Josephine R. Potuto, Richard H. Larson Professor of Constitutional Law and National Collegiate Athletic Association (“NCAA”) Faculty Representative at the University of Nebraska College of Law, and Matt Mitten, Professor of Law and Executive Director of the National Sports Law Institute at Marquette University Law School, have published “Comparing NCAA and Olympic Athlete Eligibility Dispute Resolution Systems in Light of Procedural Fairness and Substantive Justice,” Harvard Journal of Sports and Entertainment Law, Vol. 7, No. 1, 2016; Marquette Law School Legal Studies Paper No. 16-04. In their journal article, the authors examine the alternative dispute resolution mechanisms used by the NCAA and both the United States and International Olympic Committees.
Here is the abstract:
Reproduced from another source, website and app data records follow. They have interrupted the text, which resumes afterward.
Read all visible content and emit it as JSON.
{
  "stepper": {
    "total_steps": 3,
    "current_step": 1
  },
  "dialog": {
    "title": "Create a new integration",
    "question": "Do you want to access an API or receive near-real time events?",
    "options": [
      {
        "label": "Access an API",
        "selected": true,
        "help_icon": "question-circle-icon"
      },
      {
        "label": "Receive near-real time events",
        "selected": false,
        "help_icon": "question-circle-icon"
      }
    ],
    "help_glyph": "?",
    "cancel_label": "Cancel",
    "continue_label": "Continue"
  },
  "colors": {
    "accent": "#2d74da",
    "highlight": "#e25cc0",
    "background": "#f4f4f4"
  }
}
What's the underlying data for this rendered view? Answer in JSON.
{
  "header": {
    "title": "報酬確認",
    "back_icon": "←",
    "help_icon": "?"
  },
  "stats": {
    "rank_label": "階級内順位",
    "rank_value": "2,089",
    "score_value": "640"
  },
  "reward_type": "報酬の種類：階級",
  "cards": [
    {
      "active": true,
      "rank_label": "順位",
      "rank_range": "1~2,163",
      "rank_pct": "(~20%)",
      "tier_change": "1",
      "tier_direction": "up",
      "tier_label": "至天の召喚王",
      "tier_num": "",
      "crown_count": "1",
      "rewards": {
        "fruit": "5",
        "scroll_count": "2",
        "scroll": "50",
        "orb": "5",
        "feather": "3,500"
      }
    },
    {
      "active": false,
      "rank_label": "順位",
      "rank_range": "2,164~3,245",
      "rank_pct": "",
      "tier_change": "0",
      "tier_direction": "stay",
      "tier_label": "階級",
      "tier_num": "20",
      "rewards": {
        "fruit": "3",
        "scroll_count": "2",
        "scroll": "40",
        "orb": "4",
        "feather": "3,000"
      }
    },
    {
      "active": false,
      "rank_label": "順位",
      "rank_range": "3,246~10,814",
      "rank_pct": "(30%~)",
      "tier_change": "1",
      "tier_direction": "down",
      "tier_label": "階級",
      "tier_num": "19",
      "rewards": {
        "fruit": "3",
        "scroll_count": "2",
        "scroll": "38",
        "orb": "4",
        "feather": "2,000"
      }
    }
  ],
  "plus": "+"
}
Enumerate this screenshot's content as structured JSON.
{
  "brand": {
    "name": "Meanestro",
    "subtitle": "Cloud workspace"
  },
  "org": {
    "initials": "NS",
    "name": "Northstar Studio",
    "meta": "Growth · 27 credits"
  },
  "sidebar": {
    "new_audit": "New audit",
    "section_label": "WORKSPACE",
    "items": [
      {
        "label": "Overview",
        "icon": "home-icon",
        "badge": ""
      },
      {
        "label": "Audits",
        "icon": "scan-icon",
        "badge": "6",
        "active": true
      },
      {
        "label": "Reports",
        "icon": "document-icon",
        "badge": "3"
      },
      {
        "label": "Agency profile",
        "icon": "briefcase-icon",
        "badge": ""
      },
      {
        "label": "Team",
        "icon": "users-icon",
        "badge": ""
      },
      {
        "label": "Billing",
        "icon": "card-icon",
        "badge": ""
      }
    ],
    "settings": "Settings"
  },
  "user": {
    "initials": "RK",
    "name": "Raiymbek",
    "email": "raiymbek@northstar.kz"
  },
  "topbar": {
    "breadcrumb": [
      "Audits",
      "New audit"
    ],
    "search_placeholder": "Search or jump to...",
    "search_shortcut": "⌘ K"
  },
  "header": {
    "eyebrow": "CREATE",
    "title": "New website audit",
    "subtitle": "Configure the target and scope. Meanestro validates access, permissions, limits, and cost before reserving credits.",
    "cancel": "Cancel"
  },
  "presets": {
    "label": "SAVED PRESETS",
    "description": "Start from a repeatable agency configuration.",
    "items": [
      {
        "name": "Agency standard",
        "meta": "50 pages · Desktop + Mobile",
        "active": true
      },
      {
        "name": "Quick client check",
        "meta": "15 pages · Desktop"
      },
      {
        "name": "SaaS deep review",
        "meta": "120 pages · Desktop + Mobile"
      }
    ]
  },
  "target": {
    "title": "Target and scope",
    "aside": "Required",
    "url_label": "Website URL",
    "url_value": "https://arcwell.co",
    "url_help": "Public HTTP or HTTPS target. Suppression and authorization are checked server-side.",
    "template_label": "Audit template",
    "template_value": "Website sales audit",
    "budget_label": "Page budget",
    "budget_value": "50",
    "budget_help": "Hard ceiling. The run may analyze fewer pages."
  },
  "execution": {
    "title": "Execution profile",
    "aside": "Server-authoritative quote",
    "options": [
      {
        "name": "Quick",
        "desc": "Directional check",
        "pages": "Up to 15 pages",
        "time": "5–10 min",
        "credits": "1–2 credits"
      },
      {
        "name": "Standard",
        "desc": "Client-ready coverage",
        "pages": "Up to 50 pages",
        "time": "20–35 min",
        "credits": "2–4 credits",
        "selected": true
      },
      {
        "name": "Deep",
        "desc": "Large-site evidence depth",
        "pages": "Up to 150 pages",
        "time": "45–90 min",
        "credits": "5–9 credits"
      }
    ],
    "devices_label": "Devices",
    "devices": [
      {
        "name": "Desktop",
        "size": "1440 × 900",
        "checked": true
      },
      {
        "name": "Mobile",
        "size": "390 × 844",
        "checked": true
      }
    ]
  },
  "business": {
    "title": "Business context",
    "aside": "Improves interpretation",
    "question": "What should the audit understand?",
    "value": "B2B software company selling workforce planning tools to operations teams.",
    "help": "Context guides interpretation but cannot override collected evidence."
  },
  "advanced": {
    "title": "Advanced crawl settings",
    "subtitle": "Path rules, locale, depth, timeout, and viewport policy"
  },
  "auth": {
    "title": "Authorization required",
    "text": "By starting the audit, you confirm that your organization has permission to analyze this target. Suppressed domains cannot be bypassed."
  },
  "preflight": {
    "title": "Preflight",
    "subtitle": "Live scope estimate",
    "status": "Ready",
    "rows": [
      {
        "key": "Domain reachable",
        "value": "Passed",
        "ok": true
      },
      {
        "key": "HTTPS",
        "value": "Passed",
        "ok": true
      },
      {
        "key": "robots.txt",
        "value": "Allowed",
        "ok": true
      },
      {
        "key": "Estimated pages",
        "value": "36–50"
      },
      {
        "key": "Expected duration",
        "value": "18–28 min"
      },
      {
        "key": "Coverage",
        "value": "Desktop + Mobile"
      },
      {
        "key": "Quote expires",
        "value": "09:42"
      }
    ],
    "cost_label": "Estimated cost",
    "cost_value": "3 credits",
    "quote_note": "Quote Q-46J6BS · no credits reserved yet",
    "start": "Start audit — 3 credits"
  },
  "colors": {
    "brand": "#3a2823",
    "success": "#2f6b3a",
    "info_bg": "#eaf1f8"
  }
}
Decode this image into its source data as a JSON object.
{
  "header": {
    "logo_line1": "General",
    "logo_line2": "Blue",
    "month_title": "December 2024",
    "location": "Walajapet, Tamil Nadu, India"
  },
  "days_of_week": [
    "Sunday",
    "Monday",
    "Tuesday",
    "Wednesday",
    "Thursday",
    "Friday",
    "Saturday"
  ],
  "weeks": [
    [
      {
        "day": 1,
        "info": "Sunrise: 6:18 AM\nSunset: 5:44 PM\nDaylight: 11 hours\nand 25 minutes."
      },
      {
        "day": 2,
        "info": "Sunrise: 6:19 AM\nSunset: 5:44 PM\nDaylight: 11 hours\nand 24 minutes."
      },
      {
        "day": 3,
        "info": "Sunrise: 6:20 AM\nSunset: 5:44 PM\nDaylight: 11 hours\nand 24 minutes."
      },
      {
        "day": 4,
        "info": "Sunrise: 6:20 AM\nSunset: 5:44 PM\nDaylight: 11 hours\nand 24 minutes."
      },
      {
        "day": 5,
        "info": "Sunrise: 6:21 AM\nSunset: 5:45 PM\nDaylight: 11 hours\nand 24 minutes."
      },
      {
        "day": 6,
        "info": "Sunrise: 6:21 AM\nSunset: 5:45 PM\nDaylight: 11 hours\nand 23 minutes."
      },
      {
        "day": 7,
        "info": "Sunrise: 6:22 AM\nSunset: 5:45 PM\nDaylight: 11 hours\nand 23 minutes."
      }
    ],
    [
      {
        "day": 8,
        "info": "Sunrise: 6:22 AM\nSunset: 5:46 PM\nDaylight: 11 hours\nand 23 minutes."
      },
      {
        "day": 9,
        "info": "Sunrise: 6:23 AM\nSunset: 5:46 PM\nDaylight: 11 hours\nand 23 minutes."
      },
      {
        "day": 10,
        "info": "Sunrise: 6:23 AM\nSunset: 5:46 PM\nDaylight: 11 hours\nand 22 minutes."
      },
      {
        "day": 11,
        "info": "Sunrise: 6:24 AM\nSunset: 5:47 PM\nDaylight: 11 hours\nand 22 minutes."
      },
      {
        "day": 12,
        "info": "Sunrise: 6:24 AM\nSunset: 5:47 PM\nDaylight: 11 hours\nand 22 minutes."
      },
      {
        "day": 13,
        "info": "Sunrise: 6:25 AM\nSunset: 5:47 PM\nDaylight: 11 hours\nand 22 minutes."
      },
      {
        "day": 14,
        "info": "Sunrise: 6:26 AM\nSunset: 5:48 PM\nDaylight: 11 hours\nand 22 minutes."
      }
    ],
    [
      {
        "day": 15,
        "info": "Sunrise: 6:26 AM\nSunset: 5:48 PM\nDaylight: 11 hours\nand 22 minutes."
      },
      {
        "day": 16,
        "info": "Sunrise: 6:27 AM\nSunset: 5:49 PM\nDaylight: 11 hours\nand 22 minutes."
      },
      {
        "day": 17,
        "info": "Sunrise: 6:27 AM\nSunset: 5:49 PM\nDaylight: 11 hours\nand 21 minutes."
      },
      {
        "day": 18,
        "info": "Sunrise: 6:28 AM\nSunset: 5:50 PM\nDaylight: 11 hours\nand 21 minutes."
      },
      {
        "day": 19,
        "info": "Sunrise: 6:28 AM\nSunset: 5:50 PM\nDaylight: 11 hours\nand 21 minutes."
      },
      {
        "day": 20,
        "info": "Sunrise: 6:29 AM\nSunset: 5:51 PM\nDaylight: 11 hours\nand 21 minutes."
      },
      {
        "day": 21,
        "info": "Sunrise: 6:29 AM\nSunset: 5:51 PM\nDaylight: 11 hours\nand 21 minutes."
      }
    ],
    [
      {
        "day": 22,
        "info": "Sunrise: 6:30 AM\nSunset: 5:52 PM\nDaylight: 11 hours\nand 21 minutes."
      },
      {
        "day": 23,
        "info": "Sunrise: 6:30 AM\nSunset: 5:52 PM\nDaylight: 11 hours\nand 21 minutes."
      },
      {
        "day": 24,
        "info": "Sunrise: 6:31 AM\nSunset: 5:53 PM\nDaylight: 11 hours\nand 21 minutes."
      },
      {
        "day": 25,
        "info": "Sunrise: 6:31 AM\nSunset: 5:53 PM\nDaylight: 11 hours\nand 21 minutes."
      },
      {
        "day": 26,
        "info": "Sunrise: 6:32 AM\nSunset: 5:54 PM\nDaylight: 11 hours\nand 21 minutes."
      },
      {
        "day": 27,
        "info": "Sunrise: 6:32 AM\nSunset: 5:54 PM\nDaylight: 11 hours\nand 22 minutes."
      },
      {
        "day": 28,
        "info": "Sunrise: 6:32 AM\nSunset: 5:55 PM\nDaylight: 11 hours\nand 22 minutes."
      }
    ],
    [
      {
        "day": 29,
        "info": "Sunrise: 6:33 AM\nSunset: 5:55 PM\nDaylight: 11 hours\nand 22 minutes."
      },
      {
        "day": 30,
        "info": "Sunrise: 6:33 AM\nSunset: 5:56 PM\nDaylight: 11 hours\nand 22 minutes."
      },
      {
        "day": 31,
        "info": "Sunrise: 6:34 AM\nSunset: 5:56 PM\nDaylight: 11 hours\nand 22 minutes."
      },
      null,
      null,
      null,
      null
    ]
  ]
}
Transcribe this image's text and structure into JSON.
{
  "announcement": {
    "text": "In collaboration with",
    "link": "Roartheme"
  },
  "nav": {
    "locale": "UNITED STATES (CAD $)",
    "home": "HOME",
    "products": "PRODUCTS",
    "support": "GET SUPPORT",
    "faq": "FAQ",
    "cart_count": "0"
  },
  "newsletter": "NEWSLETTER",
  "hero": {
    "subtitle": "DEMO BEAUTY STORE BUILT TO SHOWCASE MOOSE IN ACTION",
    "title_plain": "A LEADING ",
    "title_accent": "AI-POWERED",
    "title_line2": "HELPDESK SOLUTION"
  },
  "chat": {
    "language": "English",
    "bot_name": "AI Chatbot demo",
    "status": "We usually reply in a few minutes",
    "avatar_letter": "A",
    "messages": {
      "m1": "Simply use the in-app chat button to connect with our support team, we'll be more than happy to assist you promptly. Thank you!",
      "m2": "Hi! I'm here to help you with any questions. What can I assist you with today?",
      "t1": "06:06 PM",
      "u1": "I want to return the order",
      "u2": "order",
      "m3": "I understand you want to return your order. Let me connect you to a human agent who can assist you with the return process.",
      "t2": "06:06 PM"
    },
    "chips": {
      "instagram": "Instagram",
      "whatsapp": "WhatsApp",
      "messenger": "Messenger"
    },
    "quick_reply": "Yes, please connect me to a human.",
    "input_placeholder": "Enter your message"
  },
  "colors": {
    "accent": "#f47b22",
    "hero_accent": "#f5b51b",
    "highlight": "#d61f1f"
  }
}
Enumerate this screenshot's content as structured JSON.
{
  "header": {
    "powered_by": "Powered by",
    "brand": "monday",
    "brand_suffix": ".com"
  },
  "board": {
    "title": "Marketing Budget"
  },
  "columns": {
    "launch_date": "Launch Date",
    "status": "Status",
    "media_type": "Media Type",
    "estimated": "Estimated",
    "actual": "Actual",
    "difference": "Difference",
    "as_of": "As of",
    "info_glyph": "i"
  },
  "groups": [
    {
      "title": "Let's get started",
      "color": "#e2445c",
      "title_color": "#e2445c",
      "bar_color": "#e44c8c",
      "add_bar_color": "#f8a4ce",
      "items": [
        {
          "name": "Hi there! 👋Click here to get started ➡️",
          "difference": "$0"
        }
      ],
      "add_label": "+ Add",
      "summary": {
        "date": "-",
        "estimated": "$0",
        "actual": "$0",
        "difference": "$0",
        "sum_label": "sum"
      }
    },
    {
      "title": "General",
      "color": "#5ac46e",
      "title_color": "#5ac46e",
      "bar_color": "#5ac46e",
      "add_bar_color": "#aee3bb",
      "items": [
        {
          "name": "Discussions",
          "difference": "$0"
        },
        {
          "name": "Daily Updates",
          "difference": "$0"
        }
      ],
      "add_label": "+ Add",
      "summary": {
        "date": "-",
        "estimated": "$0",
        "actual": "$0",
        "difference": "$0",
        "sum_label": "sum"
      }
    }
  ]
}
The traditional adjudicative model for resolving disputes involves public judicial systems (i.e., courts) established and administered by the government. But disputes also are resolved by alternative dispute resolution (ADR) systems outside the traditional model that are established and administered by private parties. The National Collegiate Athletic Association (NCAA), International Olympic Committee (IOC), and United States Olympic Committee (USOC) use differing ADR systems to resolve intercollegiate and Olympic athletic eligibility disputes that are afforded very deferential review by courts with the merits of their respective determinations almost always judicially upheld and enforced. Olympic sports athlete eligibility disputes are resolved at the international level by the Court of Arbitration for Sport (CAS), an external system of arbitration that has been called the gold standard for resolving athlete disputes. The NCAA uses a system of internal committees comprised of faculty and institutional and conference staff to resolve intercollegiate athlete eligibility disputes, which is the subject of perpetual criticism and has led to calls for reform measures mirroring CAS’s external arbitral process. In this Article we describe the NCAA’s internal systems for resolving athlete eligibility disputes, which often are misunderstood by commentators without due consideration of the need for its ADR processes to be tailored to effectively, efficiently, and fairly resolve disputes in light of the NCAA’s particular demographics and needs. We also describe the CAS arbitral system as well as the corresponding American Arbitration Association (AAA) system used to resolve domestic Olympic athlete eligibility disputes in the U.S. and the requisite procedural fairness and substantive justice both systems provide to athletes, which justify judicial recognition and enforcement of their arbitration awards. Considering the salient differences between the ADR processes for resolving Olympic and intercollegiate sports athlete eligibility disputes, we explain why the NCAA’s ADR processes provide a commensurate level of procedural fairness and substantive justice to athletes that responds to the demographics and requisites of its approximately 460,000 student-athletes, its eligibility requirements, and the thousands of annual competitions that it administers. Finally, we offer suggestions to improve the NCAA’s processes for resolving athlete eligibility disputes without jeopardizing its needed autonomy or ability to govern its affairs in an efficient and effective manner.